Production resumed in the summer of June 2019, by which point British actor Tim Roth had signed on to play Tony. While the overarching story sees Chris facing writer’s block as she carves out a story about a female filmmaker (Wasikowska) arriving on Fårö for a wedding reception, where she has a brief fling with a fellow guest (Danielsen Lie), both the film’s production and the film itself reflect just how fragile the creative process is. “The fact that it is about a female filmmaker allowed me to say things I could not say before about the vocation,” says Hansen-Løve. “About writing, about the certain sense of frailty [and how] empathy is what drives me in my filmmaking.”
The film will naturally draw comparisons to her own past. She began her career as an actress for Olivier Assays in 1998’s Late August, Early September, and became embroiled with the French director in a relationship, as she switched to film criticism and then filmmaking.
“I’m not sure whether the couple [in the film] resembles me,” she says. “All my films are perceived as autobiographical because they are very personal films where one can easily find similarities with my own life and a certain dimension of my life and for this film, it’s particularly true because I am myself a female director and the main role in this film is a female director.”
She admits “the film is very intimate and personal”, although not in the way it seems on screen. “It’s a film that I wrote when I was alone on the island. It’s not a film that I wrote when I was with my partner [she is now with filmmaker Laurent Perreau]. That is already a very big difference. And it is not a film that I wrote to while suffering, whereas my heroine is writing while suffering, which, of course, is something which has happened to me in the past. Writing is something which is not easy for me. But this film, in fact, I wrote with a lot of pleasure and a lot of ease, which was almost disconcerting for me.”
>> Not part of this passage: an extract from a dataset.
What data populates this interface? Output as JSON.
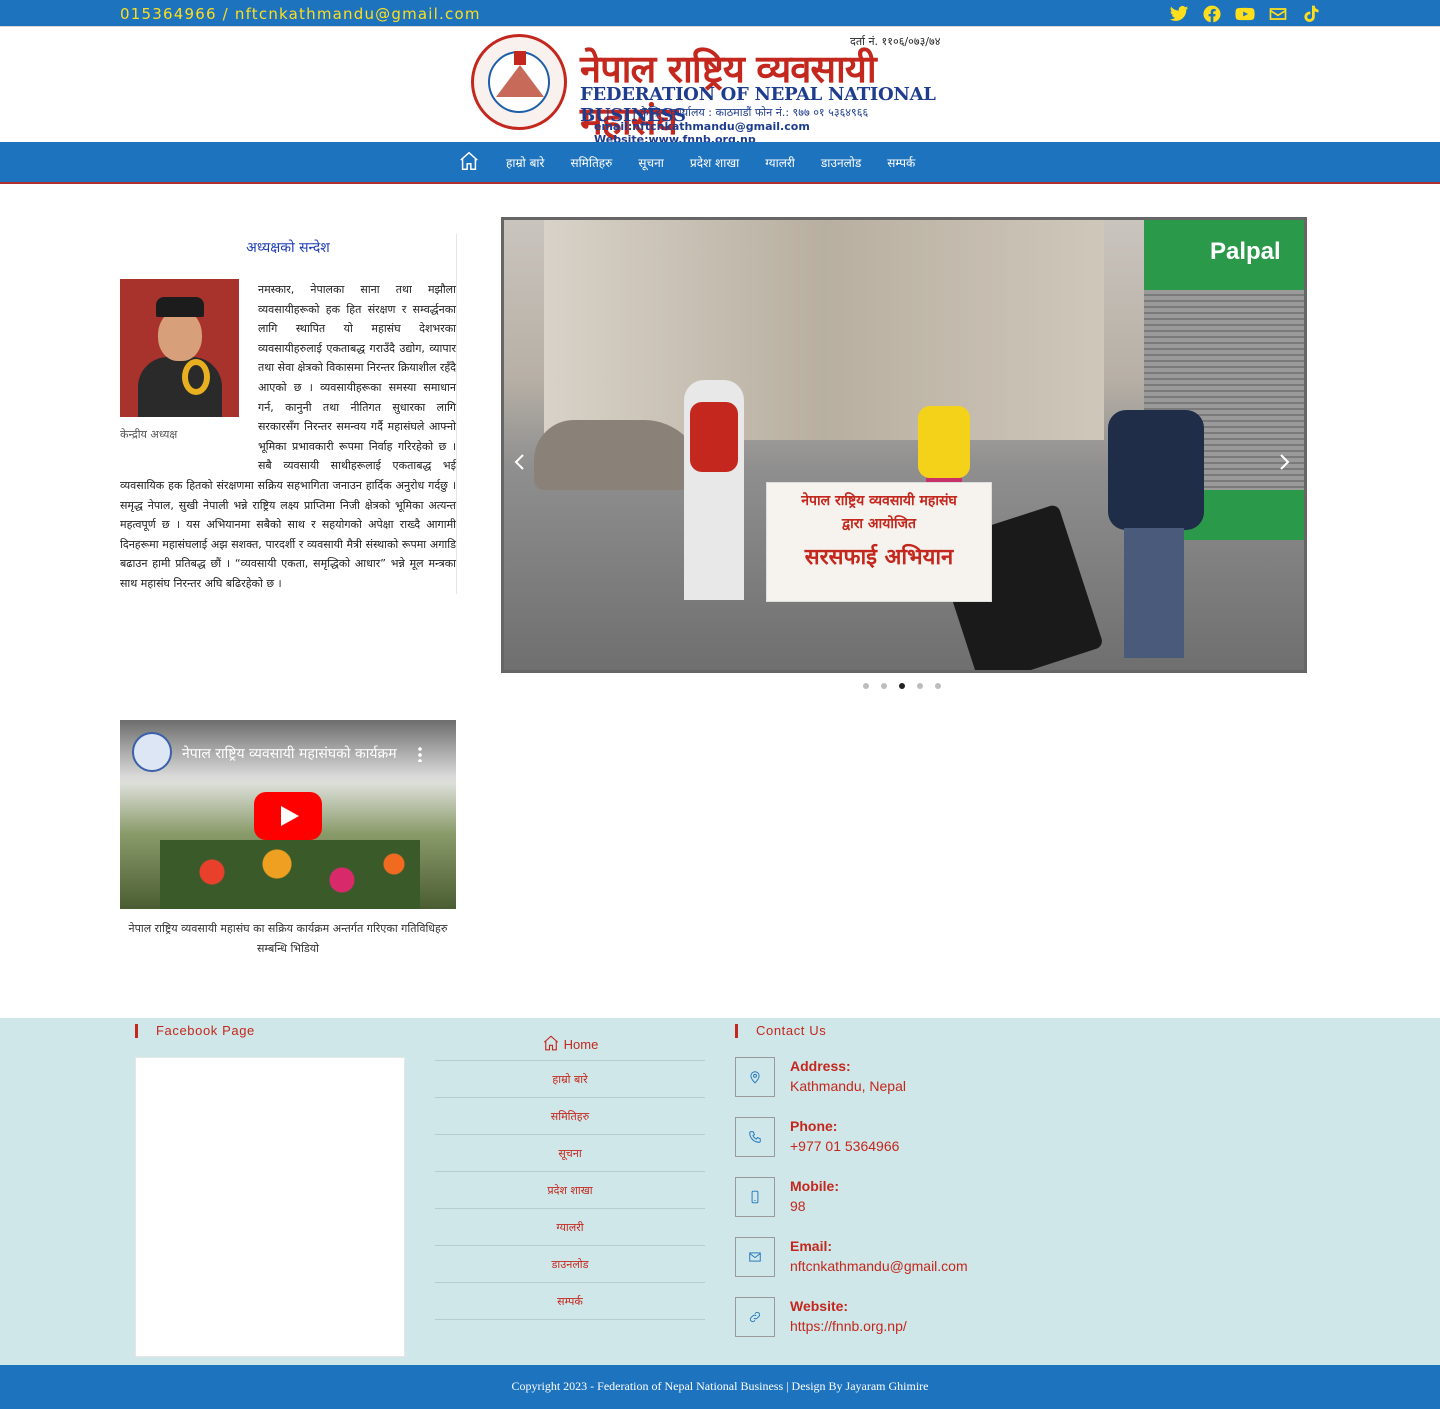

In the end, the film becomes a homage to Bergman, to his island home and to the creative process. But it also doesn’t skirt the fact that the Swedish filmmaker was known to be cruel in his personal life, although Hansen-Løve wrote the script before the MeToo movement began in the wake of revelations around disgraced (and now jailed) film mogul Harvey Weinstein. “I didn’t write it with the idea of wanting those kinds of questions [addressed] or putting any comment to it,” she says. “I was not trying to send messages.”
Yet the film does raise an interesting point: can we separate artists from their art? “I have not known Bergman; perhaps I would be able to have a moral angle if I’d known him personally,” she says. “The only angle I can have – and which I can argue – is the one I have in this film. And I have a lot of admiration for his films; of course great artists can be cruel. I think that is nothing new. Does it prevent me from appreciating Bergman’s films? I’m not certain of that. But even if that were the case, that would not prevent me from liking his films.”
Bergman Island is in cinemas on 3 June.